$$\begin{cases} g' =1 + {g\circ g}, \\ g(0)=0, \end{cases}$$ that generates the sequence OEIS A001028. As before, a maximally-defined analytic solution $$g$$, if any, must be totally monotonic and defined for all $$x\ge0$$, for otherwise $$g'\circ g^{-1} -1$$ would be a proper extension of it. Then we reach a contradiction as before, with one more step needed: since we have $${ g'(t)\over 1+g(g(t))}=1$$ and $$g(t)\ge t$$ for any $$t\ge0$$, we also have, for any $$x\ge0$$ $$x=\int_0^{x}{ g'(t)dt\over 1+g(g(t))}=\int_0^{g(x)}{ dt\over 1+g(t)}\le\int_0^{g(x)}{ dt\over 1+t}=\log(1+g(x)) ,$$ whence $$e^x\le 1+ g(x)$$; if we plug this into the latter inequalities again, we get $$x=\int_0^{g(x)}{ dt\over 1+g(t)}\le \int_0^{g(x)}e^{-t}dt\le 1 ,$$ as before. By comparison, the same conclusion also holds for $$g'=F( {g\circ g})$$ with any $$F$$ analytic and totally monotonic on $$(-\epsilon,+\infty)$$, and with $$F(0)=1$$.

• It took me a while to get all of that, but... yeah, I think that puts an end to the question. Damn that was slick.
– user78249
Commented Jan 7, 2017 at 7:55
• Yet there is a small question left: Is there a local $C^\infty$ solution at $0$ ? Commented Jan 7, 2017 at 19:57

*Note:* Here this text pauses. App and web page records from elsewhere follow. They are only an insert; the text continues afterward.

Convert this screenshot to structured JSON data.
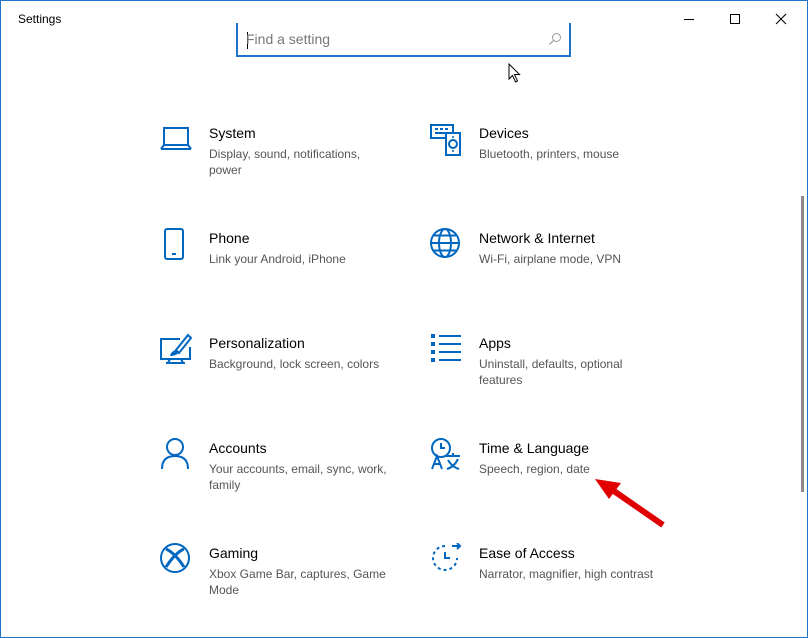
{
  "window": {
    "title": "Settings",
    "controls": {
      "minimize": "minimize",
      "maximize": "maximize",
      "close": "close"
    }
  },
  "search": {
    "placeholder": "Find a setting",
    "value": ""
  },
  "accent_color": "#0067c0",
  "annotation_color": "#e00000",
  "tiles": [
    {
      "title": "System",
      "description": "Display, sound, notifications, power",
      "icon": "laptop-icon"
    },
    {
      "title": "Devices",
      "description": "Bluetooth, printers, mouse",
      "icon": "devices-icon"
    },
    {
      "title": "Phone",
      "description": "Link your Android, iPhone",
      "icon": "phone-icon"
    },
    {
      "title": "Network & Internet",
      "description": "Wi-Fi, airplane mode, VPN",
      "icon": "globe-icon"
    },
    {
      "title": "Personalization",
      "description": "Background, lock screen, colors",
      "icon": "paintbrush-icon"
    },
    {
      "title": "Apps",
      "description": "Uninstall, defaults, optional features",
      "icon": "apps-list-icon"
    },
    {
      "title": "Accounts",
      "description": "Your accounts, email, sync, work, family",
      "icon": "person-icon"
    },
    {
      "title": "Time & Language",
      "description": "Speech, region, date",
      "icon": "time-language-icon"
    },
    {
      "title": "Gaming",
      "description": "Xbox Game Bar, captures, Game Mode",
      "icon": "xbox-icon"
    },
    {
      "title": "Ease of Access",
      "description": "Narrator, magnifier, high contrast",
      "icon": "ease-of-access-icon"
    }
  ]
}
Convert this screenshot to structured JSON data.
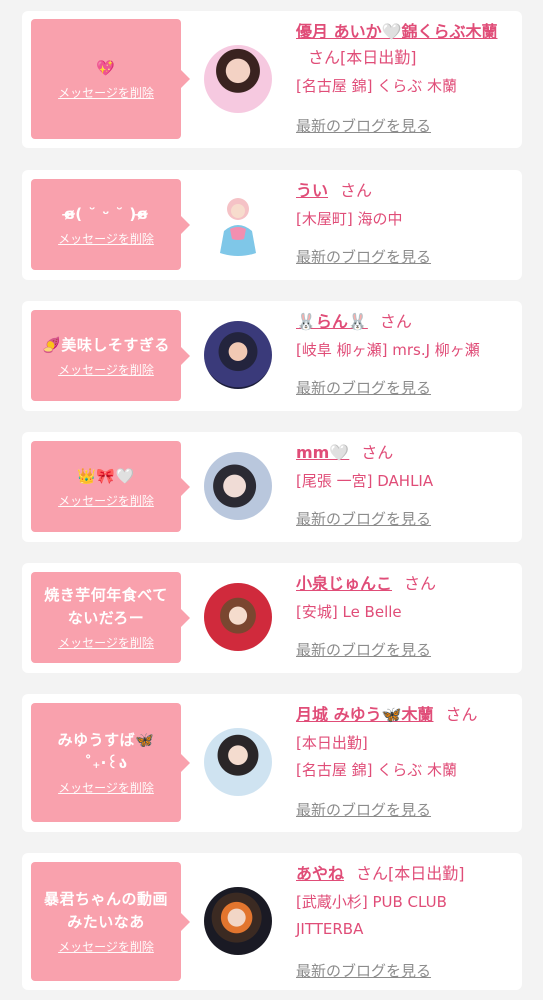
{
  "colors": {
    "accent": "#e04d78",
    "bubble": "#f9a1ad",
    "card": "#ffffff",
    "background": "#f3f3f3",
    "muted": "#8c8c8c"
  },
  "entries": [
    {
      "message": "💖",
      "delete_label": "メッセージを削除",
      "name": "優月 あいか🤍錦くらぶ木蘭",
      "suffix": "さん",
      "status": "[本日出勤]",
      "store": "[名古屋 錦] くらぶ 木蘭",
      "blog_label": "最新のブログを見る"
    },
    {
      "message": "ɞ̴̶̷( ˘ ᵕ ˘ )ɞ̴̶̷",
      "delete_label": "メッセージを削除",
      "name": "うい",
      "suffix": "さん",
      "store": "[木屋町] 海の中",
      "blog_label": "最新のブログを見る"
    },
    {
      "message": "🍠美味しそすぎる",
      "delete_label": "メッセージを削除",
      "name": "🐰らん🐰",
      "suffix": "さん",
      "store": "[岐阜 柳ヶ瀬] mrs.J 柳ヶ瀬",
      "blog_label": "最新のブログを見る"
    },
    {
      "message": "👑🎀🤍",
      "delete_label": "メッセージを削除",
      "name": "mm🤍",
      "suffix": "さん",
      "store": "[尾張 一宮] DAHLIA",
      "blog_label": "最新のブログを見る"
    },
    {
      "message_line1": "焼き芋何年食べて",
      "message_line2": "ないだろー",
      "delete_label": "メッセージを削除",
      "name": "小泉じゅんこ",
      "suffix": "さん",
      "store": "[安城] Le Belle",
      "blog_label": "最新のブログを見る"
    },
    {
      "message_line1": "みゆうすば🦋",
      "message_line2": "˚₊‧꒰ა",
      "delete_label": "メッセージを削除",
      "name": "月城 みゆう🦋木蘭",
      "suffix": "さん",
      "status": "[本日出勤]",
      "store": "[名古屋 錦] くらぶ 木蘭",
      "blog_label": "最新のブログを見る"
    },
    {
      "message_line1": "暴君ちゃんの動画",
      "message_line2": "みたいなあ",
      "delete_label": "メッセージを削除",
      "name": "あやね",
      "suffix": "さん",
      "status": "[本日出勤]",
      "store_line1": "[武蔵小杉] PUB CLUB",
      "store_line2": "JITTERBA",
      "blog_label": "最新のブログを見る"
    }
  ]
}
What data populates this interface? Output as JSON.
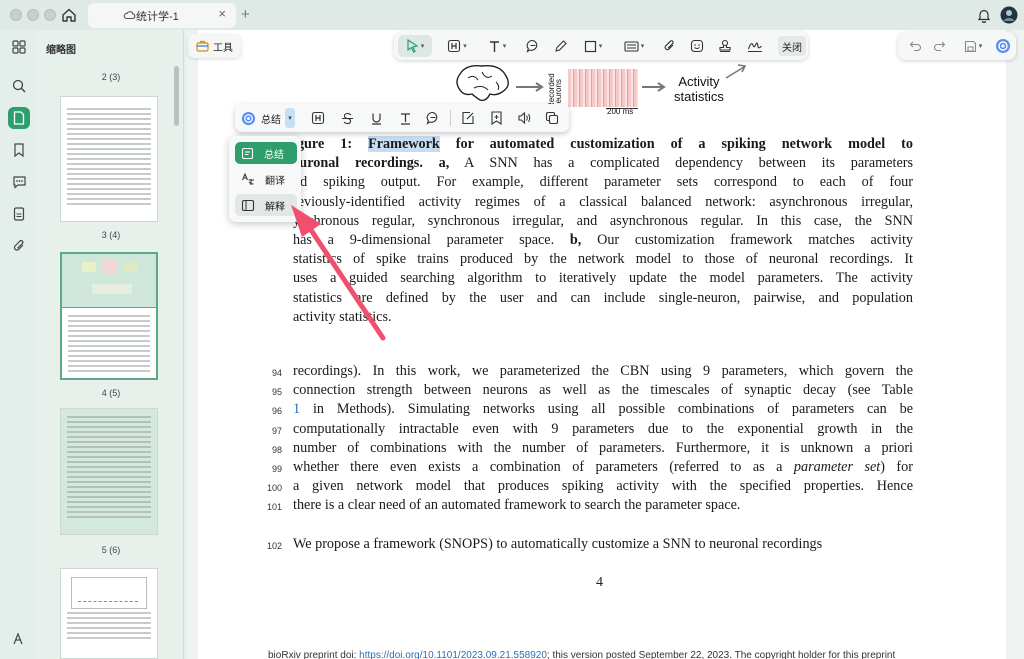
{
  "window": {
    "tab_title": "统计学-1",
    "tab_close": "×",
    "new_tab": "+"
  },
  "thumbnails": {
    "panel_title": "缩略图",
    "labels": [
      "2 (3)",
      "3 (4)",
      "4 (5)",
      "5 (6)"
    ]
  },
  "toolbar": {
    "tools_label": "工具",
    "close_label": "关闭"
  },
  "popup": {
    "summary_label": "总结",
    "menu": [
      "总结",
      "翻译",
      "解释"
    ]
  },
  "figure": {
    "side_label": "Recorded neurons",
    "time_label": "200 ms",
    "stats_line1": "Activity",
    "stats_line2": "statistics"
  },
  "caption": {
    "rows": [
      [
        "igure 1: ",
        "Framework",
        " for automated customization of a spiking network model to"
      ],
      [
        "euronal recordings. a,",
        " A SNN has a complicated dependency between its parameters"
      ],
      [
        "nd spiking output.  For example, different parameter sets correspond to each of four"
      ],
      [
        "reviously-identified activity regimes of a classical balanced network:  asynchronous irregular,"
      ],
      [
        "ynchronous regular, synchronous irregular, and asynchronous regular. In this case, the SNN"
      ],
      [
        "has a 9-dimensional parameter space.  ",
        "b,",
        " Our customization framework matches activity"
      ],
      [
        "statistics of spike trains produced by the network model to those of neuronal recordings. It"
      ],
      [
        "uses a guided searching algorithm to iteratively update the model parameters. The activity"
      ],
      [
        "statistics are defined by the user and can include single-neuron, pairwise, and population"
      ],
      [
        "activity statistics."
      ]
    ]
  },
  "body": {
    "line_numbers": [
      "94",
      "95",
      "96",
      "97",
      "98",
      "99",
      "100",
      "101"
    ],
    "rows": [
      [
        "recordings). In this work, we parameterized the CBN using 9 parameters, which govern the"
      ],
      [
        "connection strength between neurons as well as the timescales of synaptic decay (see Table"
      ],
      [
        "",
        "1",
        " in Methods). Simulating networks using all possible combinations of parameters can be"
      ],
      [
        "computationally intractable even with 9 parameters due to the exponential growth in the"
      ],
      [
        "number of combinations with the number of parameters. Furthermore, it is unknown a priori"
      ],
      [
        "whether there even exists a combination of parameters (referred to as a ",
        "parameter set",
        ") for"
      ],
      [
        "a given network model that produces spiking activity with the specified properties. Hence"
      ],
      [
        "there is a clear need of an automated framework to search the parameter space."
      ]
    ],
    "line_102_num": "102",
    "line_102": "We propose a framework (SNOPS) to automatically customize a SNN to neuronal recordings",
    "page_number": "4"
  },
  "footer": {
    "prefix": "bioRxiv preprint doi: ",
    "doi": "https://doi.org/10.1101/2023.09.21.558920",
    "suffix": "; this version posted September 22, 2023. The copyright holder for this preprint"
  },
  "colors": {
    "accent_green": "#2e9e6c",
    "highlight_blue": "#c7dcf2",
    "arrow_red": "#f0506e"
  }
}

• btw, the derivatives of the $n$-fold iterates $f^n$ of $f$ have a curious formula: for any $n\in\mathbb{N}$ $$(f^n)'=\exp(f^{-1}+f^0+f^{1}+\dots+f^{n-2})$$ and $$(f^{-n})'=\exp(-f^{-2}-f^{-3}-\dots-f^{-n+1}).$$ Commented Jan 11, 2017 at 22:12
• Regarding the recent edit: for example $(1-x)^{-1}$ has all Taylor coefficients at $0$ positive, but it is not entire; you must have meant something else. (But anyway "any $x\geqslant x_0$ is reached in just one step" remains true.) Commented May 30, 2021 at 20:15

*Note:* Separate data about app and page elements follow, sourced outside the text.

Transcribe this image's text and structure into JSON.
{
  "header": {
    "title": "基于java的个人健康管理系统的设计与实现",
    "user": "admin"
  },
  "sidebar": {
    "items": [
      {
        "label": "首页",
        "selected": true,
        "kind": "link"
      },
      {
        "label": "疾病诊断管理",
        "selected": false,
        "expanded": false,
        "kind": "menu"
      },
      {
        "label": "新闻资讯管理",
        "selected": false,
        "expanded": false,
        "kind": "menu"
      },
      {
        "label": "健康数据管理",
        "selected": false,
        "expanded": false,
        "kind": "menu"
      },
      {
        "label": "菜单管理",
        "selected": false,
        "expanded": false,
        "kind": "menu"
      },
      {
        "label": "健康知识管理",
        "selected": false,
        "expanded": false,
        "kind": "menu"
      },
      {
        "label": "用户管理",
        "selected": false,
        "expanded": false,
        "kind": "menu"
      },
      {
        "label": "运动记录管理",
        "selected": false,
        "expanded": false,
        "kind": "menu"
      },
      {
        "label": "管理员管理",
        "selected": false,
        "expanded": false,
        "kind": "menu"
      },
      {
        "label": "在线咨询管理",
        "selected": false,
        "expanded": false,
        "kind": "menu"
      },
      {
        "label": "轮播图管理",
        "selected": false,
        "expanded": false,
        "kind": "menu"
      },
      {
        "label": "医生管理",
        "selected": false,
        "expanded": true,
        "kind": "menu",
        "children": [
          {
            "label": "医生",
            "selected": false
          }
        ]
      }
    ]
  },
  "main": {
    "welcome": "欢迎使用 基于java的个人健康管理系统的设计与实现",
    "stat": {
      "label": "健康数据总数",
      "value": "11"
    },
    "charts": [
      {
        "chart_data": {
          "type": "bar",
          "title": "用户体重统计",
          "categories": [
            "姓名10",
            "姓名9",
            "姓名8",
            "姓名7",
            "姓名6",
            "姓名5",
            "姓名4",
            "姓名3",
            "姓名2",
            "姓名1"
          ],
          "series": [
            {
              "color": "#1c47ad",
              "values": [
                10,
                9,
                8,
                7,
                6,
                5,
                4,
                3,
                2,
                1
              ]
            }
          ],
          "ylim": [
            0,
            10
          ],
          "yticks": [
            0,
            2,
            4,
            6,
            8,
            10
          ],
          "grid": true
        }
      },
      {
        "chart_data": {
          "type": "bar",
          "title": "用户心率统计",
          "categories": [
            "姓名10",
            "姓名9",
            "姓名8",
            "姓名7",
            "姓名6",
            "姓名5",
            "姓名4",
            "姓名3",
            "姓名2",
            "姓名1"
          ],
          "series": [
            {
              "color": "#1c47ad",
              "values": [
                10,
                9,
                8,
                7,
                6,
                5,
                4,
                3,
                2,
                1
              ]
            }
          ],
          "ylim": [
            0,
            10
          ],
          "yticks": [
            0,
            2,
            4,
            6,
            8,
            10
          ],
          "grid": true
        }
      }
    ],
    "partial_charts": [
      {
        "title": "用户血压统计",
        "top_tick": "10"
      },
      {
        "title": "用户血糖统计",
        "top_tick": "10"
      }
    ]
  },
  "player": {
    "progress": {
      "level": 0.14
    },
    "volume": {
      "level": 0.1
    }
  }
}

• Yes, Sorry, always assuming $f$ analytic on the whole real line. Fixed now. Commented May 30, 2021 at 23:17